• [Exercise objective]:
The entries follow. Print each one exactly.

==== Data for this exercise ====

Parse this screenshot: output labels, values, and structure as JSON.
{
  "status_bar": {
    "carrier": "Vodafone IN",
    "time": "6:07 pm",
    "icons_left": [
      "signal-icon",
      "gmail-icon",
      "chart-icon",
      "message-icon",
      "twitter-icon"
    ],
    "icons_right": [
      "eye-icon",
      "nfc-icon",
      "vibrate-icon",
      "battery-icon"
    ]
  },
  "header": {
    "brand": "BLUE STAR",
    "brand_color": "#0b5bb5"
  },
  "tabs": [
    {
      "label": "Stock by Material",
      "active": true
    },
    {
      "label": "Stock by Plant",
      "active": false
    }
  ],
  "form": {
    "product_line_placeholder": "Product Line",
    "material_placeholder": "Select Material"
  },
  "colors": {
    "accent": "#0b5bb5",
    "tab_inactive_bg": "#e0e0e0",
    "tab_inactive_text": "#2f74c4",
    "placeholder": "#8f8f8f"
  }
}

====

• [Result for this exercise]:
Parse this screenshot: output labels, values, and structure as JSON.
{
  "status_bar": {
    "carrier": "Vodafone IN",
    "time": "6:07 pm",
    "icons_left": [
      "signal-icon",
      "gmail-icon",
      "chart-icon",
      "message-icon",
      "twitter-icon"
    ],
    "icons_right": [
      "eye-icon",
      "nfc-icon",
      "vibrate-icon",
      "battery-icon"
    ]
  },
  "header": {
    "brand": "BLUE STAR",
    "brand_color": "#0b5bb5"
  },
  "tabs": [
    {
      "label": "Stock by Material",
      "active": true
    },
    {
      "label": "Stock by Plant",
      "active": false
    }
  ],
  "form": {
    "product_line_placeholder": "Product Line",
    "material_placeholder": "Select Material"
  },
  "colors": {
    "accent": "#0b5bb5",
    "tab_inactive_bg": "#e0e0e0",
    "tab_inactive_text": "#2f74c4",
    "placeholder": "#8f8f8f"
  }
}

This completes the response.